Analysis of ``pollen'' provides clues to the lost tributaries of the Nile River used to transport goods in the construction of the pyramids

The Great Pyramid of Giza in Egypt is a building that piled up more than 2.3 million megaliths weighing 2 tons each, and it is amazing that such a large-scale project was realized around 2500 BC. In recent years, the theory that materials were transported using the 'tributaries of the Nile River ' that once existed has become influential, and new research results on 'the water level of the lost tributaries of the Nile River around 2500 BC' have been published. Announced.

Nile waterscapes facilitated the construction of the Giza pyramids during the 3rd millennium BCE | PNAS

Khufu branch of Nile River once flowed close enough to Giza to carry the stones needed to build the pyramids

Vanished arm of Nile helped ancient Egyptians transport pyramid materials | Live Science

A Long-Lost Branch of the Nile Helped in Building Egypt's Pyramids - The New York Times

Various studies have been conducted so far on the construction of the Great Pyramid of Giza by the ancient Egyptians and the method of transporting megaliths.
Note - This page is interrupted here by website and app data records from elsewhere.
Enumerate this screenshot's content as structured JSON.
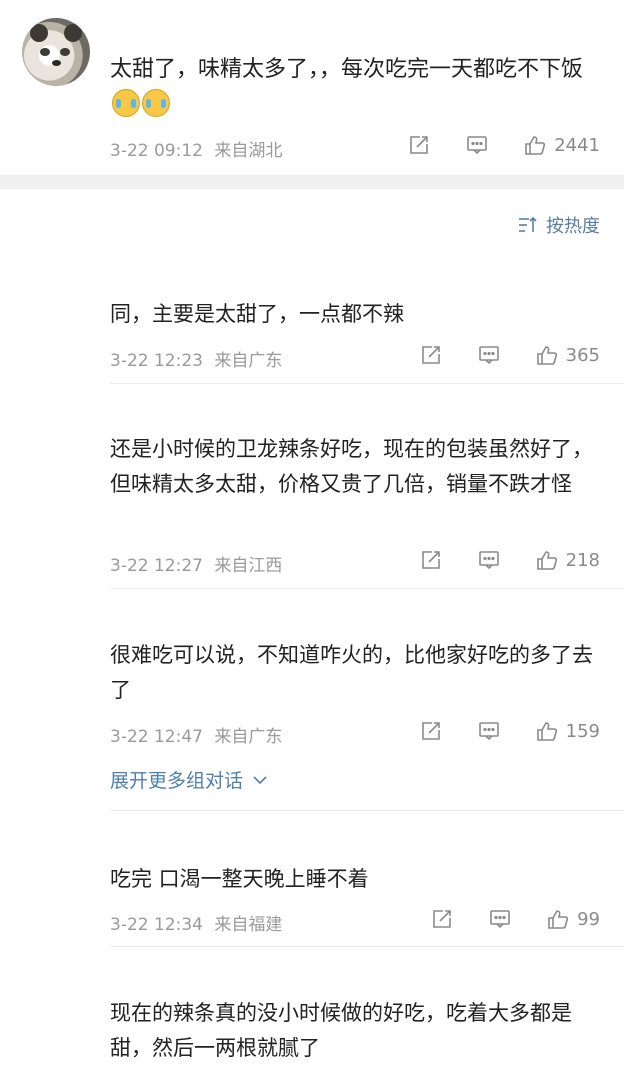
{
  "main_comment": {
    "text": "太甜了，味精太多了，，每次吃完一天都吃不下饭",
    "emoji": [
      "crying-laughing-emoji",
      "crying-laughing-emoji"
    ],
    "time": "3-22 09:12",
    "location": "来自湖北",
    "likes": "2441"
  },
  "sort": {
    "label": "按热度"
  },
  "replies": [
    {
      "text": "同，主要是太甜了，一点都不辣",
      "time": "3-22 12:23",
      "location": "来自广东",
      "likes": "365"
    },
    {
      "text": "还是小时候的卫龙辣条好吃，现在的包装虽然好了，但味精太多太甜，价格又贵了几倍，销量不跌才怪",
      "time": "3-22 12:27",
      "location": "来自江西",
      "likes": "218"
    },
    {
      "text": "很难吃可以说，不知道咋火的，比他家好吃的多了去了",
      "time": "3-22 12:47",
      "location": "来自广东",
      "likes": "159"
    },
    {
      "text": "吃完 口渴一整天晚上睡不着",
      "time": "3-22 12:34",
      "location": "来自福建",
      "likes": "99"
    },
    {
      "text": "现在的辣条真的没小时候做的好吃，吃着大多都是甜，然后一两根就腻了"
    }
  ],
  "expand": {
    "label": "展开更多组对话"
  },
  "colors": {
    "link": "#4f7fb3",
    "meta": "#9a9a9a",
    "separator": "#f0f0f0"
  }
}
In recent years, from the testimony left on the papyrus by the officials of the time, the theory that stones were transported using a tributary of the Nile River called 'Khufu branch' is influential. 'When I read about it, it confirmed that the building materials for the pyramids were transported by water,' said lead author Hader Sheisha of the University of Aix-Marseille . increase.

It was recorded in the site director's diary that the pyramid was built by the force of the Nile River and large-scale civil engineering work - GIGAZINE
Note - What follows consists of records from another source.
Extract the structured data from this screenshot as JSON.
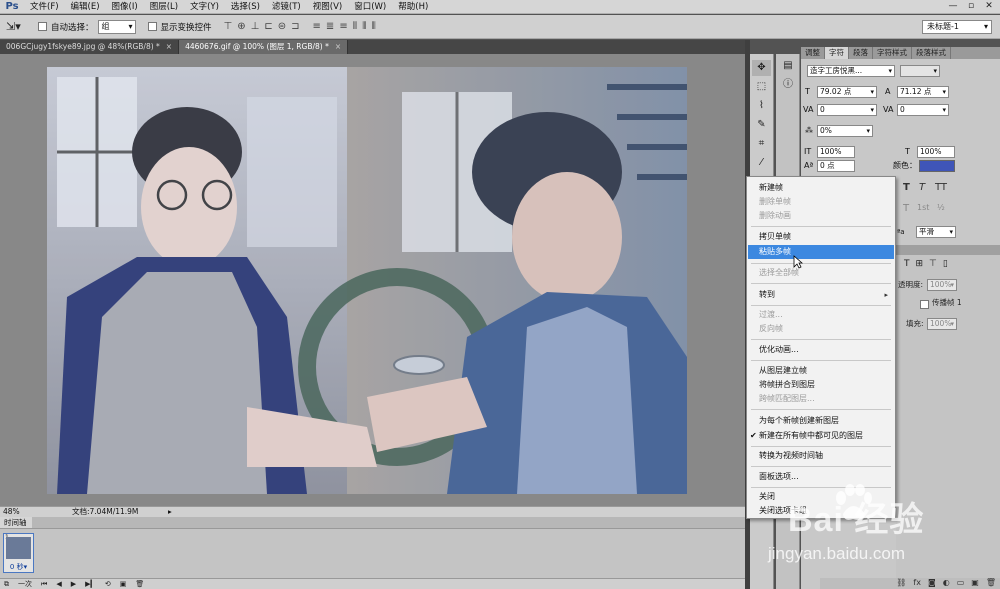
{
  "app": {
    "logo": "Ps"
  },
  "menu": [
    "文件(F)",
    "编辑(E)",
    "图像(I)",
    "图层(L)",
    "文字(Y)",
    "选择(S)",
    "滤镜(T)",
    "视图(V)",
    "窗口(W)",
    "帮助(H)"
  ],
  "options_bar": {
    "auto_select_label": "自动选择：",
    "auto_select_value": "组",
    "show_transform_label": "显示变换控件",
    "workspace": "未标题-1"
  },
  "tabs": [
    {
      "label": "006GCjugy1fskye89.jpg @ 48%(RGB/8) *",
      "active": false
    },
    {
      "label": "4460676.gif @ 100% (图层 1, RGB/8) *",
      "active": true
    }
  ],
  "status": {
    "zoom": "48%",
    "doc": "文档:7.04M/11.9M"
  },
  "timeline": {
    "tab_label": "时间轴",
    "frame_number": "1",
    "frame_time": "0 秒▾",
    "loop": "一次"
  },
  "character_panel": {
    "tabs": [
      "调整",
      "字符",
      "段落",
      "字符样式",
      "段落样式"
    ],
    "font_family": "造字工房悦黑...",
    "font_size": "79.02 点",
    "leading": "71.12 点",
    "kerning": "0",
    "tracking": "0",
    "scale_label": "0%",
    "vertical_scale": "100%",
    "horizontal_scale": "100%",
    "baseline_shift": "0 点",
    "color_label": "颜色：",
    "color": "#3f55b8",
    "antialias": "平滑"
  },
  "layers_panel": {
    "opacity_label": "透明度:",
    "opacity": "100%",
    "propagate_label": "传播帧 1",
    "fill_label": "填充:",
    "fill": "100%"
  },
  "context_menu": {
    "items": [
      {
        "label": "新建帧",
        "disabled": false
      },
      {
        "label": "删除单帧",
        "disabled": true
      },
      {
        "label": "删除动画",
        "disabled": true
      },
      {
        "label": "拷贝单帧",
        "disabled": false
      },
      {
        "label": "粘贴多帧",
        "disabled": false,
        "highlighted": true
      },
      {
        "label": "选择全部帧",
        "disabled": true
      },
      {
        "label": "转到",
        "disabled": false,
        "submenu": true
      },
      {
        "label": "过渡...",
        "disabled": true
      },
      {
        "label": "反向帧",
        "disabled": true
      },
      {
        "label": "优化动画...",
        "disabled": false
      },
      {
        "label": "从图层建立帧",
        "disabled": false
      },
      {
        "label": "将帧拼合到图层",
        "disabled": false
      },
      {
        "label": "跨帧匹配图层...",
        "disabled": true
      },
      {
        "label": "为每个新帧创建新图层",
        "disabled": false
      },
      {
        "label": "新建在所有帧中都可见的图层",
        "disabled": false,
        "checked": true
      },
      {
        "label": "转换为视频时间轴",
        "disabled": false
      },
      {
        "label": "面板选项...",
        "disabled": false
      },
      {
        "label": "关闭",
        "disabled": false
      },
      {
        "label": "关闭选项卡组",
        "disabled": false
      }
    ]
  },
  "watermark": {
    "brand": "Bai 经验",
    "url": "jingyan.baidu.com"
  }
}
The modern pyramid is about 6 to 7 km away from the banks of the Nile River, and the Khufu tributary no longer exists, so it is difficult to know the exact environment in 2500 BC when the pyramid was built. Therefore, international research teams such as France, China, and Egypt focused on 'pollen deposited in the soil' as a clue to understand the Khufu tributary at that time.

In May 2019, the research team collected sediment cores by excavating the ground for more than 30 feet (about 9 m) at five points along the route where the Khufu tributaries were supposed to have extended from the Nile River to the Pyramids. Taking it back to a French lab, Sheisha and colleagues analyzed various pollen grains in sediments from thousands of years ago. For example, if pollen from Cattail or papyrus is found, it is highly likely that the surrounding area at that time was a wetland-like environment with abundant water. It is suggested that the surrounding area was dry at the time. In addition, the amount of pollen is also a clue to infer the surrounding water environment.

As a result of the analysis, it turned out that the area around Giza around 6000 BC, which was also called the African Humid Period (Green Sahara) , was covered with water. The water level gradually declined over the next several thousand years, but even around 2500 B.C. when the pyramids were built, the Khufu tributary maintained 40% of its peak water level. That was enough, the researchers argue. The water level of the Khufu tributary continued to decrease after that, and it is estimated that it was almost dry around 400 BC.

' During the 4th dynasty (when the pyramids were built), the Khufu tributary was a natural canal,' Sheisha said. Without it, building the pyramids would have been very difficult, if not impossible.'

in Science,   Creature, Posted by log1h_ik